+++ LISTED ENTRIES
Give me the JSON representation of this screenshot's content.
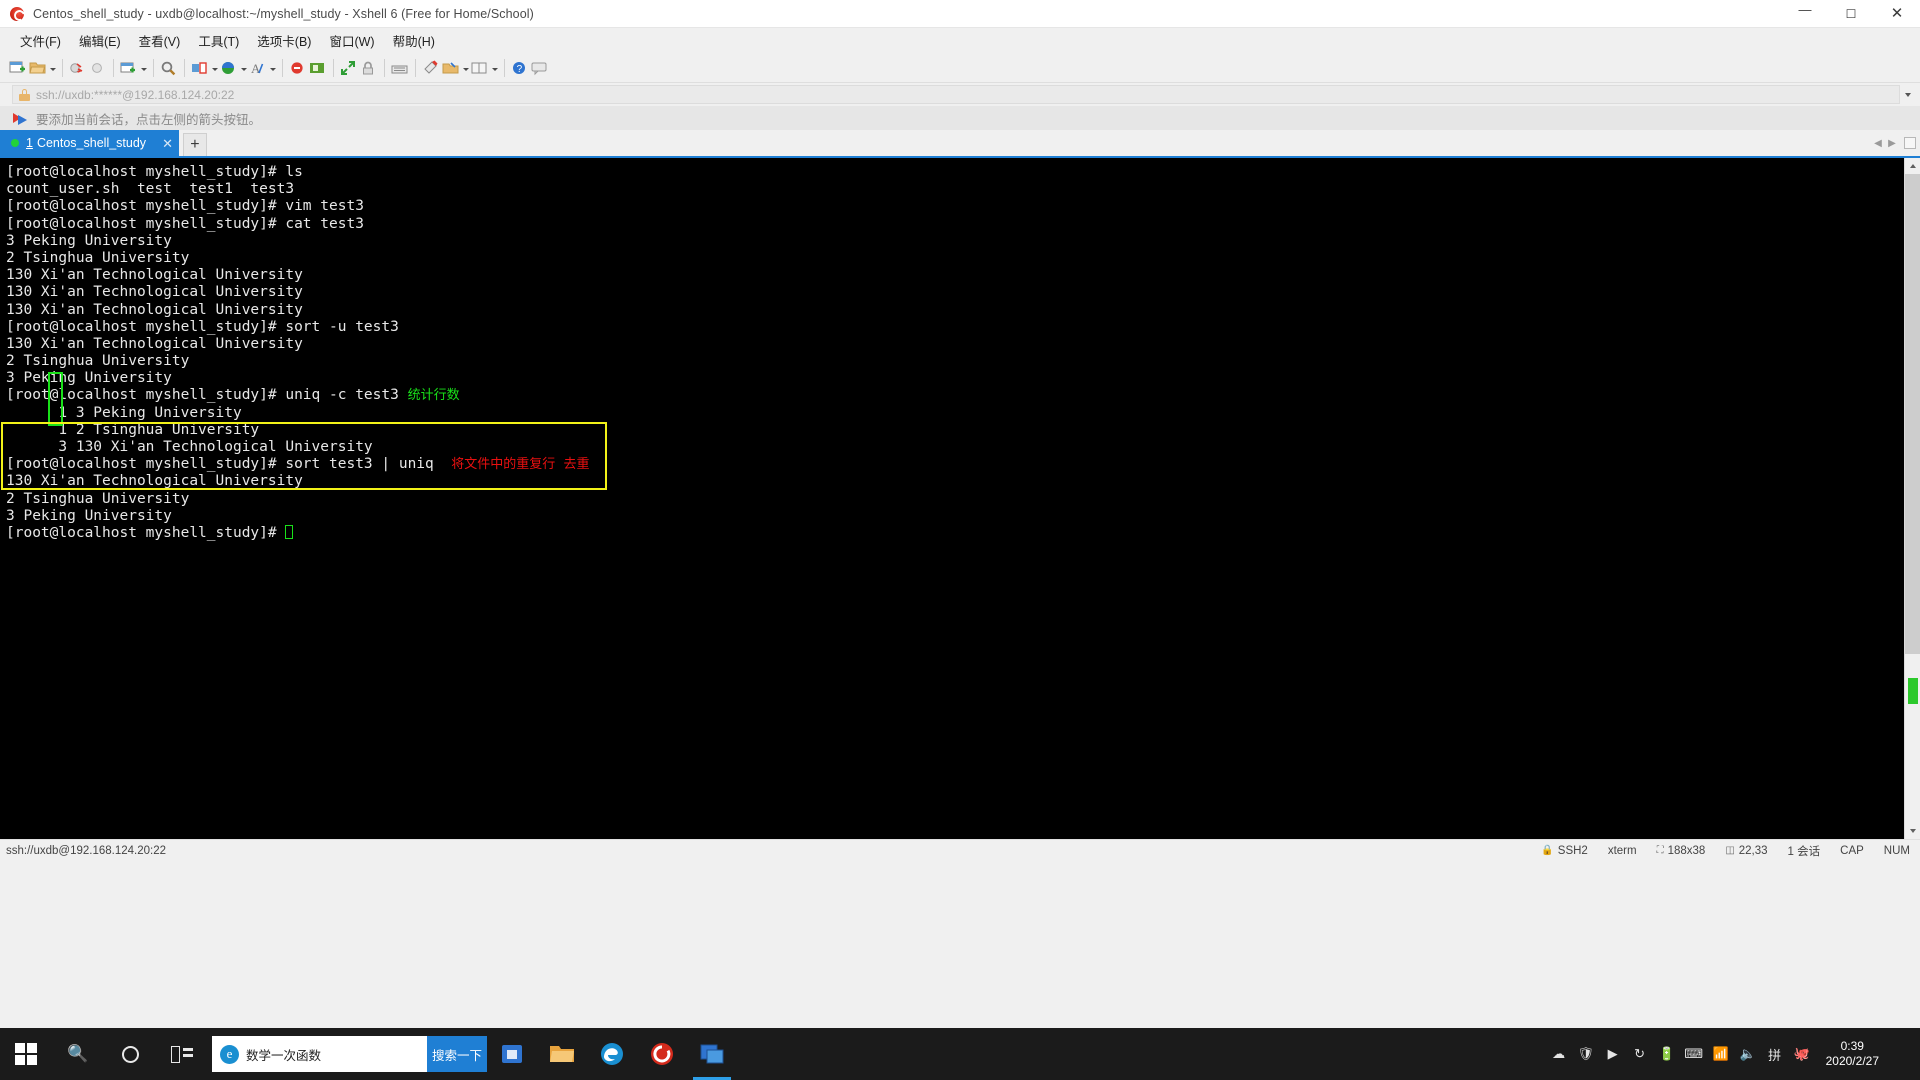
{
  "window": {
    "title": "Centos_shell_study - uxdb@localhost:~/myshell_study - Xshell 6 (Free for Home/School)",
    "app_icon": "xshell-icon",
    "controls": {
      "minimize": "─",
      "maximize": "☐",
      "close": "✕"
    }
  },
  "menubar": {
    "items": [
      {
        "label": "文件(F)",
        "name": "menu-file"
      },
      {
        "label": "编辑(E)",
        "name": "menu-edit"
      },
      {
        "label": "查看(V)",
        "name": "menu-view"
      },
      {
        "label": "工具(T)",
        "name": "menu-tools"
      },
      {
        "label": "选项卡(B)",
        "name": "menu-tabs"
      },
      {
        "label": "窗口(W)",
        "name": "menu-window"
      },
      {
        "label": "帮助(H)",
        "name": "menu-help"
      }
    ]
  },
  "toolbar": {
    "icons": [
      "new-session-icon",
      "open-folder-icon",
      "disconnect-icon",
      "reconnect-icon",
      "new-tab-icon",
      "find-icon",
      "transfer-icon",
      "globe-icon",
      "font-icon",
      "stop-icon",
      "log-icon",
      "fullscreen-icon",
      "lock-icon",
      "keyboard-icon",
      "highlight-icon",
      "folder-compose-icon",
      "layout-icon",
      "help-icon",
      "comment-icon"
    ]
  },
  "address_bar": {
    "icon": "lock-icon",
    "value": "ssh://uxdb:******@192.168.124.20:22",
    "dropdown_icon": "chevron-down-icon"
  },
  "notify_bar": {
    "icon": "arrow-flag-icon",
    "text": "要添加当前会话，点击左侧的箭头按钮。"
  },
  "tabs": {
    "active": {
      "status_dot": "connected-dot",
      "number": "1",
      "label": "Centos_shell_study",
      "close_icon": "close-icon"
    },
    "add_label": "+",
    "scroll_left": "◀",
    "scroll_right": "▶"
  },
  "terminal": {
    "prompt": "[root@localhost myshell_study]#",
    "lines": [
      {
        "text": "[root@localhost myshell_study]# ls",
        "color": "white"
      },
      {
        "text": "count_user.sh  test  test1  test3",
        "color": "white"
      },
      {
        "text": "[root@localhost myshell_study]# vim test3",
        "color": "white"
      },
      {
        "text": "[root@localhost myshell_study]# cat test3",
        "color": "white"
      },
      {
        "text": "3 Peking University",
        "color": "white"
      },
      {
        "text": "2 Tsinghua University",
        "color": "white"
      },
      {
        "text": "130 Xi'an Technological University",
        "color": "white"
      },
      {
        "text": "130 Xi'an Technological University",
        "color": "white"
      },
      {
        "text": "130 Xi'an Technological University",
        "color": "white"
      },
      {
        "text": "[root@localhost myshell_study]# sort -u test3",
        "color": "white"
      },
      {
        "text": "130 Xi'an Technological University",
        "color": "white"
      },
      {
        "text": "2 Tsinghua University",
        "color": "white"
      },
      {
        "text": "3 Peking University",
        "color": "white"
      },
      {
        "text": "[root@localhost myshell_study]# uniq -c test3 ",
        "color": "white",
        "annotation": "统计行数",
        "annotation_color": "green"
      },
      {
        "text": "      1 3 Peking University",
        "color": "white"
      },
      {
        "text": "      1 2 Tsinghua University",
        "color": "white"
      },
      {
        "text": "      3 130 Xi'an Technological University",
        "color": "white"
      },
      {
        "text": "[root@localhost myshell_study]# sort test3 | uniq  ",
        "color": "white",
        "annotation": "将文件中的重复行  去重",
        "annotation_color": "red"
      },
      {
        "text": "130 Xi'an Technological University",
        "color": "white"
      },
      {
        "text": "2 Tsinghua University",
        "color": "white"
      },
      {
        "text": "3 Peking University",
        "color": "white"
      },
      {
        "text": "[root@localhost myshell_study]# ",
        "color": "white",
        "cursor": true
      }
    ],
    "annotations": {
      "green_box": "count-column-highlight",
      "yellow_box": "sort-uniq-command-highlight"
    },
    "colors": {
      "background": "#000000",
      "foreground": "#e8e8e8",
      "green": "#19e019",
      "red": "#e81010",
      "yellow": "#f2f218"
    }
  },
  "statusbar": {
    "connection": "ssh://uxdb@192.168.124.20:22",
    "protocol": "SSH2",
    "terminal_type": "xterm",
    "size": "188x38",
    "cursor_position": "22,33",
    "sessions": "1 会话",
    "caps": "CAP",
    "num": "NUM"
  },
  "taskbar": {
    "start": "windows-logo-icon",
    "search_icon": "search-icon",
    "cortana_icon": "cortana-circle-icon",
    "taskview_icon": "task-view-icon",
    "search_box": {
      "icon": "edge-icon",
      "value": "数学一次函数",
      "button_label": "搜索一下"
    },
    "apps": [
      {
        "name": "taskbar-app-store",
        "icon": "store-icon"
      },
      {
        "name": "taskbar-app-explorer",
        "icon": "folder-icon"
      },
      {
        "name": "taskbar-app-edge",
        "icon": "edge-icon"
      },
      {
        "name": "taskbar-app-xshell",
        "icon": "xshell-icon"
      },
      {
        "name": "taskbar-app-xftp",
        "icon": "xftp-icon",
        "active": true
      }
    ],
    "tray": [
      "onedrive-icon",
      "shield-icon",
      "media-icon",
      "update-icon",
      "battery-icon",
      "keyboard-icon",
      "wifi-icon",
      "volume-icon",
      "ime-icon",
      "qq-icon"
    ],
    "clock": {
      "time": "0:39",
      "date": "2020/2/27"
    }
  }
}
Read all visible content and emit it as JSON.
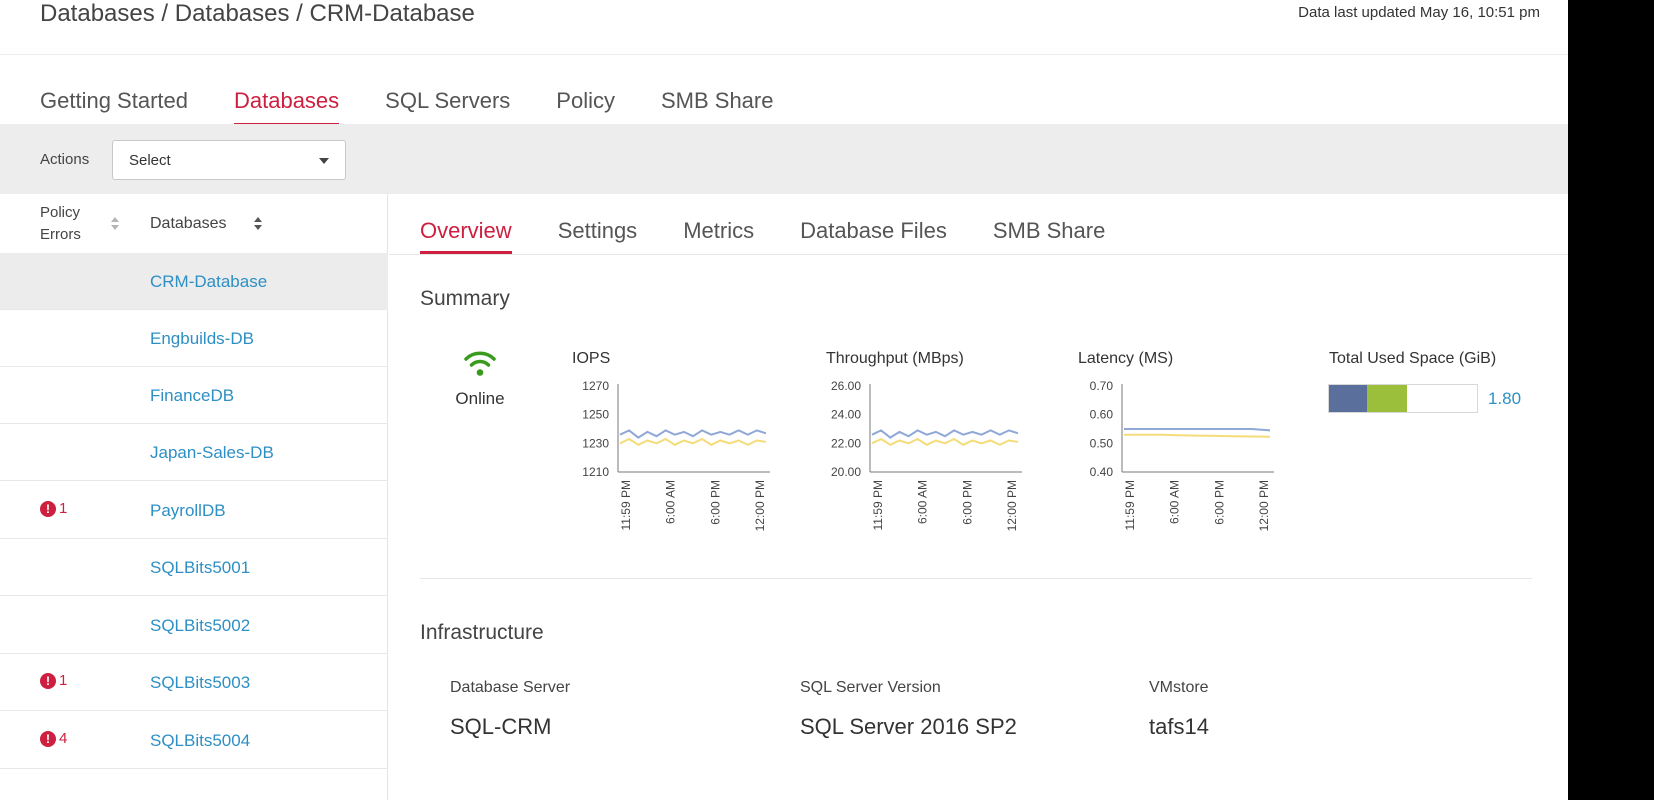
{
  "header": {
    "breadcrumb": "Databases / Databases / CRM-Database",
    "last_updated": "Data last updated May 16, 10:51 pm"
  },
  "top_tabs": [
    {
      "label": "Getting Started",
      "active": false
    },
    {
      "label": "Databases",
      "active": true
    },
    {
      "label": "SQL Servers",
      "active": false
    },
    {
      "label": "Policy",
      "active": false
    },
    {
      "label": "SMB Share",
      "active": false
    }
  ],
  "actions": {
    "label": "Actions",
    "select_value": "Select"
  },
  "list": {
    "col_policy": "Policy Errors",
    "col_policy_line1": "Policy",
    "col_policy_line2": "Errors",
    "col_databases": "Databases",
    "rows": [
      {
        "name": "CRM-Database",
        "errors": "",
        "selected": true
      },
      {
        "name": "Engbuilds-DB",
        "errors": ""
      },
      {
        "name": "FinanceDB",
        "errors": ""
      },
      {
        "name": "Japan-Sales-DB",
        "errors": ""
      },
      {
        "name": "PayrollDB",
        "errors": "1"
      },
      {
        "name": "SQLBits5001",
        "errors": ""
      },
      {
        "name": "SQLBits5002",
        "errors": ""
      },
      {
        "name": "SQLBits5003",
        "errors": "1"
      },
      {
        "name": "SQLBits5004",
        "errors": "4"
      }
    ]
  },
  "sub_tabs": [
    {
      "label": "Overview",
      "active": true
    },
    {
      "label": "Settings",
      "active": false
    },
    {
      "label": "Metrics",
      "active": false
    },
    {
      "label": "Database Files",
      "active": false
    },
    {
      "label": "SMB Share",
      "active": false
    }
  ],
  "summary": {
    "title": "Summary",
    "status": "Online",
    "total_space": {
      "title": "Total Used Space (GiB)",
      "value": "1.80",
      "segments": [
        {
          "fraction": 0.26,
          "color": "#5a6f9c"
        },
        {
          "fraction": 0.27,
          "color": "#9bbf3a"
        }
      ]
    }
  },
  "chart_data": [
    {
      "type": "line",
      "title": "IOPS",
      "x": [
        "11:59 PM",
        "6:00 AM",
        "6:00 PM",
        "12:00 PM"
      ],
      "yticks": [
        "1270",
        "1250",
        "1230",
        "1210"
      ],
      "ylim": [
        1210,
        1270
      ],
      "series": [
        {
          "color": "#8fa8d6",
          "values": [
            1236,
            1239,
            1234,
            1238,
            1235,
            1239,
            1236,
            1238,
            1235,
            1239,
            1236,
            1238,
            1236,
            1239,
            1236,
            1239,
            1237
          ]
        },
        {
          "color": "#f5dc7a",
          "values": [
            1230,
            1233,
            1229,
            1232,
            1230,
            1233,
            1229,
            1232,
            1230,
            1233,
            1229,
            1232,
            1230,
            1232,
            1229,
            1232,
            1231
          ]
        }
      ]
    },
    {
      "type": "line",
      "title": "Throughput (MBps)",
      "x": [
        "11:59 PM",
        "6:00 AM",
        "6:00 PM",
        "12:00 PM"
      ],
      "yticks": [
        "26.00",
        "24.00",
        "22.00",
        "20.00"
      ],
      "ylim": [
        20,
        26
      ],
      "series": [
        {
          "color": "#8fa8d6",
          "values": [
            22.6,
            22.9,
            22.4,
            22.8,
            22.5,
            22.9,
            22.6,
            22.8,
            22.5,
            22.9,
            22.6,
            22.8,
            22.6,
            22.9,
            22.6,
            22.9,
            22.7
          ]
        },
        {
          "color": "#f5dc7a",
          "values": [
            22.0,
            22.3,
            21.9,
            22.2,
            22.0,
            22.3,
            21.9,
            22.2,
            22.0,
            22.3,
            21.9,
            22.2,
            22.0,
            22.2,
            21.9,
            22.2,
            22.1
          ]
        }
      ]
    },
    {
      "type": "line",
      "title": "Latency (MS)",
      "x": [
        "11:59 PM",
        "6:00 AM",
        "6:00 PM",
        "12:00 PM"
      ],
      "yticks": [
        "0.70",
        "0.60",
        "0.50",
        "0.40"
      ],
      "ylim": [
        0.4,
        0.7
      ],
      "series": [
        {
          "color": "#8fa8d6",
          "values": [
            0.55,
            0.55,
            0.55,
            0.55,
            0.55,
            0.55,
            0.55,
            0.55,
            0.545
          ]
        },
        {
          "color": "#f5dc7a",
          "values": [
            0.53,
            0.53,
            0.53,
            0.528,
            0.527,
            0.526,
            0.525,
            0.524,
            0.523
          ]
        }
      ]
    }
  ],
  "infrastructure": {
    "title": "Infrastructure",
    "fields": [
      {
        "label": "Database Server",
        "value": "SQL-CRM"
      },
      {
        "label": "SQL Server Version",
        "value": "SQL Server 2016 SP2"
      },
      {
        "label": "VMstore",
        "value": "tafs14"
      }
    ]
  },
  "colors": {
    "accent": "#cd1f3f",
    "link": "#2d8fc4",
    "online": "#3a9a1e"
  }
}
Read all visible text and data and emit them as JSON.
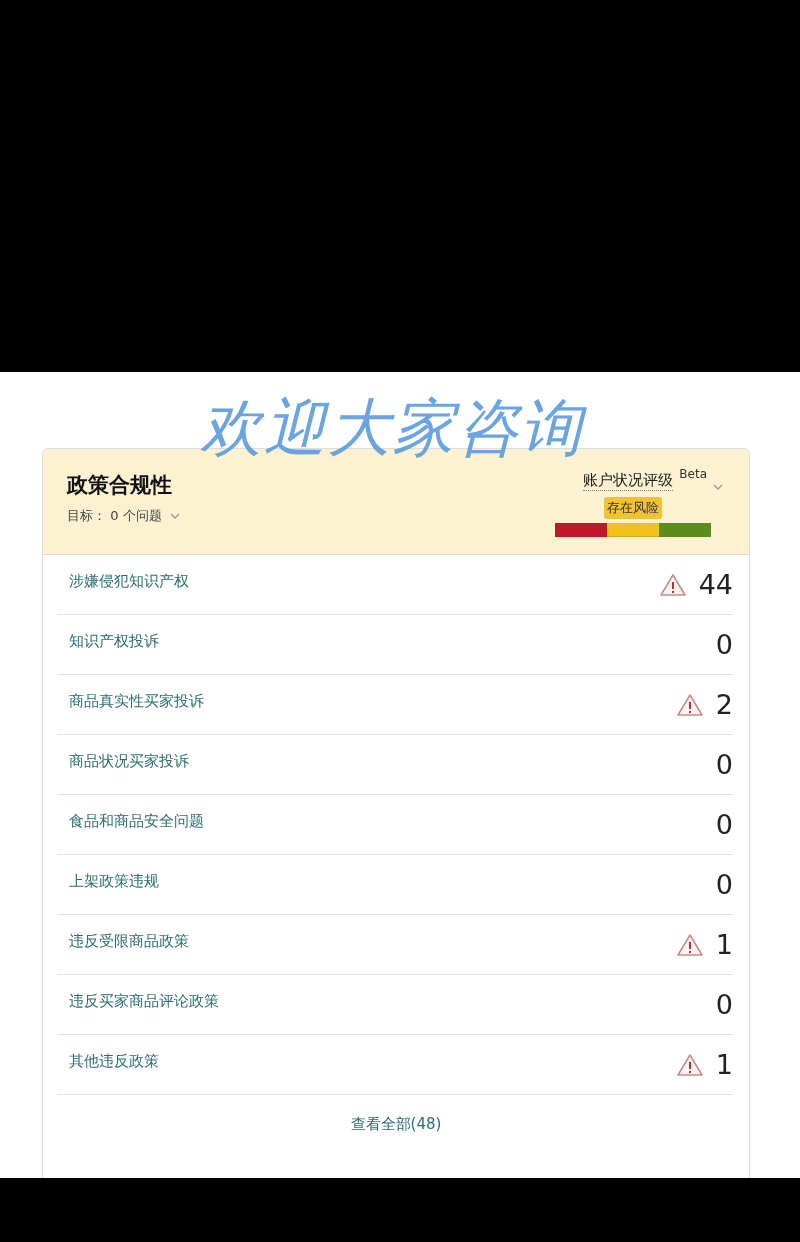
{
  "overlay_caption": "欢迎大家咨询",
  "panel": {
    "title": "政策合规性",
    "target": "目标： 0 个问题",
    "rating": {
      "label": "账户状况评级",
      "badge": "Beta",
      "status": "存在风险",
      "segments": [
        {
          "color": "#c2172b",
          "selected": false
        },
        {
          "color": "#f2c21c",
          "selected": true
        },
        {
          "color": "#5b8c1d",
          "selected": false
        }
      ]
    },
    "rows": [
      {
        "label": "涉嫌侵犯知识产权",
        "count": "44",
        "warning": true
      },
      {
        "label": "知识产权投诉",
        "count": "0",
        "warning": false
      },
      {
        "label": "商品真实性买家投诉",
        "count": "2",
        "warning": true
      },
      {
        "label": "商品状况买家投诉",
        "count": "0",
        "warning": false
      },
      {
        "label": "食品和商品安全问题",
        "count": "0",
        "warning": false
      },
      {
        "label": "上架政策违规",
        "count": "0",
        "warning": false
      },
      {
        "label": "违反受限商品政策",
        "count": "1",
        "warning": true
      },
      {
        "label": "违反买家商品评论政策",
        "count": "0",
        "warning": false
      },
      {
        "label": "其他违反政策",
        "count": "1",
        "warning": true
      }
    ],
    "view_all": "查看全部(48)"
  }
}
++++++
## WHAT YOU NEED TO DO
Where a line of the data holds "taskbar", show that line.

## REPLY TO THE TASK
  "taskbar": {
        "name": "taskbar-app-store",
        "name": "taskbar-app-explorer",
        "name": "taskbar-app-edge",
        "name": "taskbar-app-xshell",
        "name": "taskbar-app-xftp",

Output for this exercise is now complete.